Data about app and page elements
★ ★ ★ ★ ★ ★ ★
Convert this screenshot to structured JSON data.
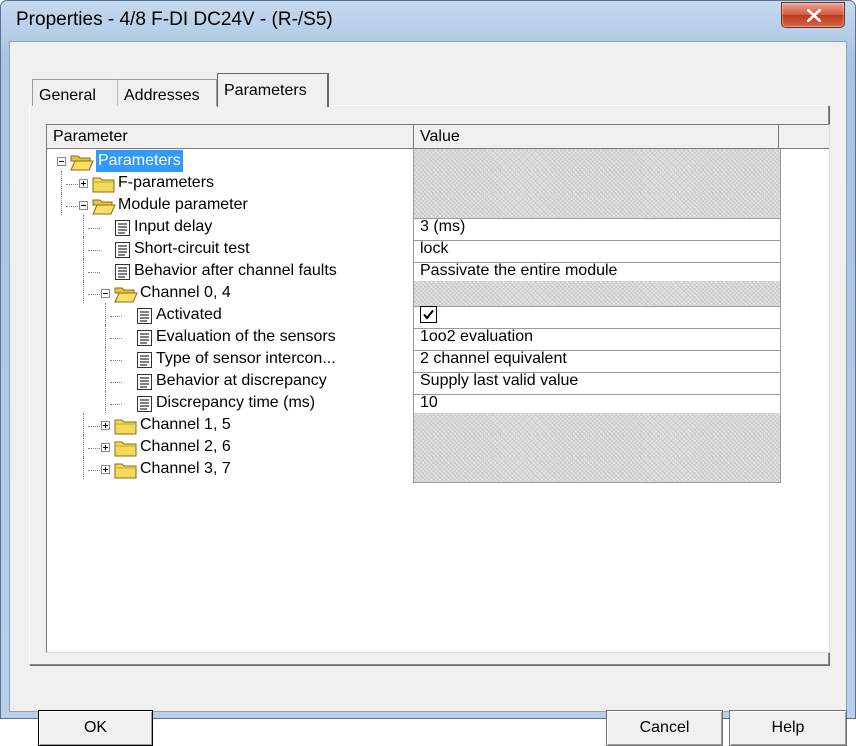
{
  "window": {
    "title": "Properties - 4/8 F-DI DC24V - (R-/S5)"
  },
  "tabs": [
    {
      "label": "General"
    },
    {
      "label": "Addresses"
    },
    {
      "label": "Parameters"
    }
  ],
  "table": {
    "col_parameter": "Parameter",
    "col_value": "Value",
    "rows": [
      {
        "label": "Parameters",
        "value": ""
      },
      {
        "label": "F-parameters",
        "value": ""
      },
      {
        "label": "Module parameter",
        "value": ""
      },
      {
        "label": "Input delay",
        "value": "3 (ms)"
      },
      {
        "label": "Short-circuit test",
        "value": "lock"
      },
      {
        "label": "Behavior after channel faults",
        "value": "Passivate the entire module"
      },
      {
        "label": "Channel 0, 4",
        "value": ""
      },
      {
        "label": "Activated",
        "value": "checked"
      },
      {
        "label": "Evaluation of the sensors",
        "value": "1oo2 evaluation"
      },
      {
        "label": "Type of sensor intercon...",
        "value": "2 channel equivalent"
      },
      {
        "label": "Behavior at discrepancy",
        "value": "Supply last valid value"
      },
      {
        "label": "Discrepancy time (ms)",
        "value": "10"
      },
      {
        "label": "Channel 1, 5",
        "value": ""
      },
      {
        "label": "Channel 2, 6",
        "value": ""
      },
      {
        "label": "Channel 3, 7",
        "value": ""
      }
    ]
  },
  "buttons": {
    "ok": "OK",
    "cancel": "Cancel",
    "help": "Help"
  },
  "icons": {
    "folder": "folder-icon",
    "parameter": "parameter-doc-icon",
    "close": "close-icon"
  },
  "colors": {
    "selection": "#3399ff",
    "folder": "#f5d95a",
    "close_button": "#c84a2e"
  }
}
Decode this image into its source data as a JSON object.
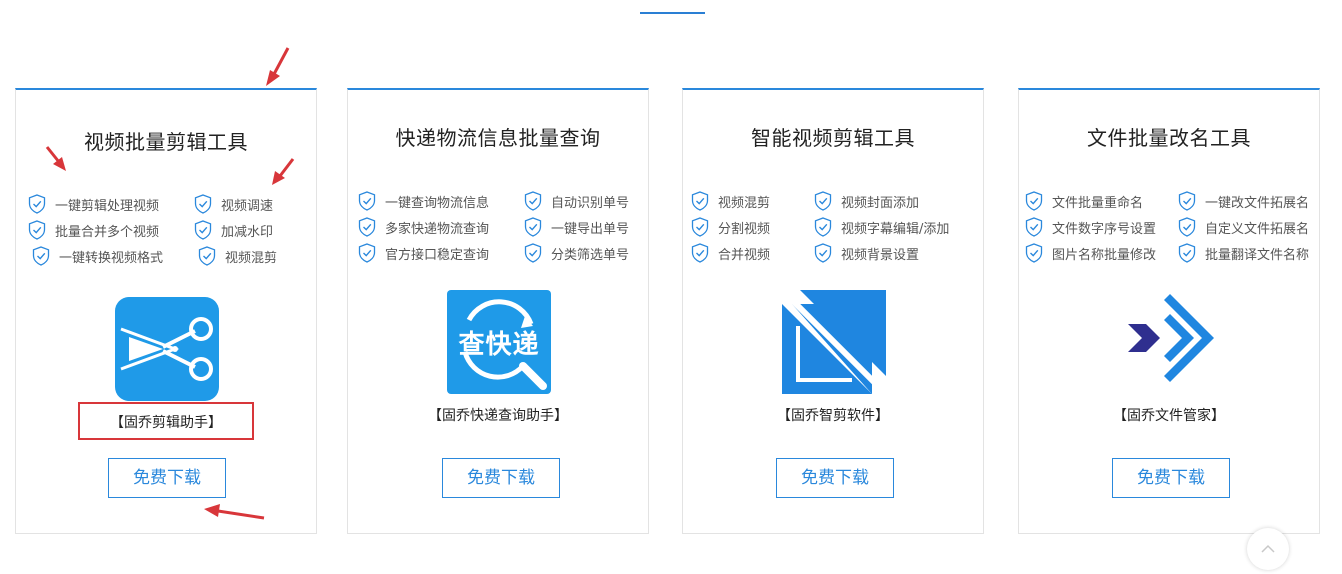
{
  "colors": {
    "accent": "#2a88dc",
    "annotation_red": "#d8363a"
  },
  "cards": [
    {
      "title": "视频批量剪辑工具",
      "features": [
        "一键剪辑处理视频",
        "视频调速",
        "批量合并多个视频",
        "加减水印",
        "一键转换视频格式",
        "视频混剪"
      ],
      "logo_icon": "scissors-icon",
      "product_name": "【固乔剪辑助手】",
      "download_label": "免费下载"
    },
    {
      "title": "快递物流信息批量查询",
      "features": [
        "一键查询物流信息",
        "自动识别单号",
        "多家快递物流查询",
        "一键导出单号",
        "官方接口稳定查询",
        "分类筛选单号"
      ],
      "logo_icon": "express-search-icon",
      "logo_text": "查快递",
      "product_name": "【固乔快递查询助手】",
      "download_label": "免费下载"
    },
    {
      "title": "智能视频剪辑工具",
      "features": [
        "视频混剪",
        "视频封面添加",
        "分割视频",
        "视频字幕编辑/添加",
        "合并视频",
        "视频背景设置"
      ],
      "logo_icon": "smart-cut-icon",
      "product_name": "【固乔智剪软件】",
      "download_label": "免费下载"
    },
    {
      "title": "文件批量改名工具",
      "features": [
        "文件批量重命名",
        "一键改文件拓展名",
        "文件数字序号设置",
        "自定义文件拓展名",
        "图片名称批量修改",
        "批量翻译文件名称"
      ],
      "logo_icon": "file-manager-icon",
      "product_name": "【固乔文件管家】",
      "download_label": "免费下载"
    }
  ]
}
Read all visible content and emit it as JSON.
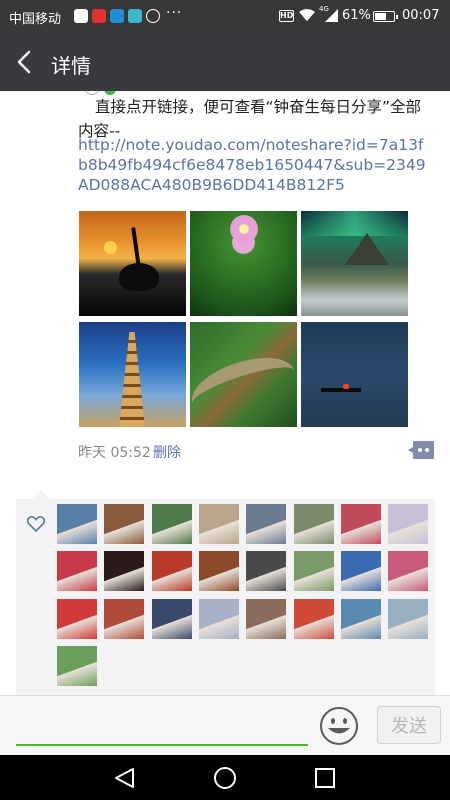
{
  "status_bar": {
    "carrier": "中国移动",
    "hd_label": "HD",
    "network_type": "4G",
    "battery_percent": "61%",
    "battery_level": 0.61,
    "time": "00:07",
    "overflow": "···"
  },
  "title_bar": {
    "title": "详情"
  },
  "post": {
    "text": "直接点开链接，便可查看“钟奋生每日分享”全部内容--",
    "link": "http://note.youdao.com/noteshare?id=7a13fb8b49fb494cf6e8478eb1650447&sub=2349AD088ACA480B9B6DD414B812F5",
    "time": "昨天 05:52",
    "delete_label": "删除",
    "photos": [
      {
        "subject": "crane-at-sunset"
      },
      {
        "subject": "lantana-flower-and-leaves"
      },
      {
        "subject": "aurora-mountain-waterfall"
      },
      {
        "subject": "pagoda"
      },
      {
        "subject": "river-landscape"
      },
      {
        "subject": "boat-on-water"
      }
    ]
  },
  "likes": {
    "count": 25,
    "colors": [
      "#5a7fa8",
      "#8a5a3c",
      "#4f7a4a",
      "#b8a58a",
      "#6a7a8f",
      "#7a8a6a",
      "#c04a5a",
      "#c8c0d8",
      "#c83a4a",
      "#2a1a1a",
      "#b83a2a",
      "#8a4a2a",
      "#4a4a4a",
      "#7a9a6a",
      "#3a6ab0",
      "#c85a7a",
      "#d03a3a",
      "#b04a3a",
      "#3a4a6a",
      "#a8b0c8",
      "#8a6a5a",
      "#d04a3a",
      "#5a8ab0",
      "#9ab0c0",
      "#6aa05a"
    ]
  },
  "input": {
    "placeholder": "",
    "send_label": "发送"
  },
  "colors": {
    "title_bar": "#393a3f",
    "status_bar": "#383838",
    "link": "#5b73a8",
    "accent_green": "#45c01a",
    "likes_bg": "#f3f3f5"
  },
  "icons": [
    "back-arrow-icon",
    "comment-icon",
    "heart-icon",
    "emoji-icon",
    "nav-back-icon",
    "nav-home-icon",
    "nav-recents-icon"
  ]
}
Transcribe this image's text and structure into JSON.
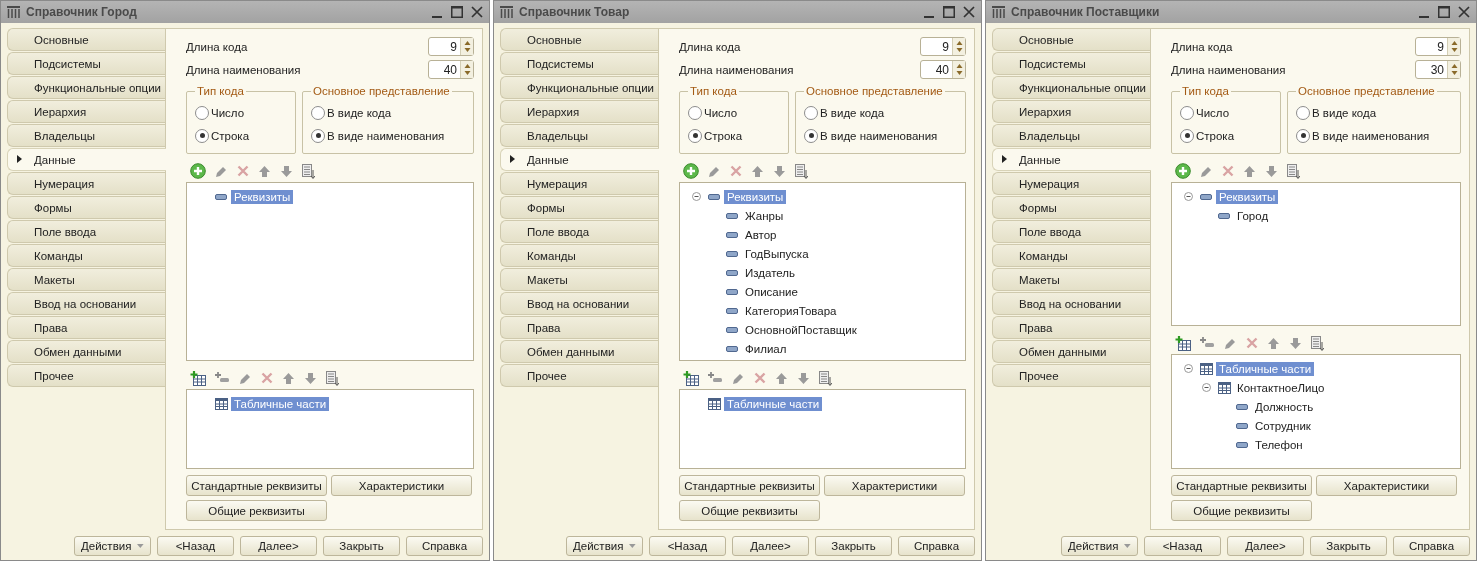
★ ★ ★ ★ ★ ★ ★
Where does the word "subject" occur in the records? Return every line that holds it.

THE ANSWER:
        "subject": "crane-at-sunset"
        "subject": "lantana-flower-and-leaves"
        "subject": "aurora-mountain-waterfall"
        "subject": "pagoda"
        "subject": "river-landscape"
        "subject": "boat-on-water"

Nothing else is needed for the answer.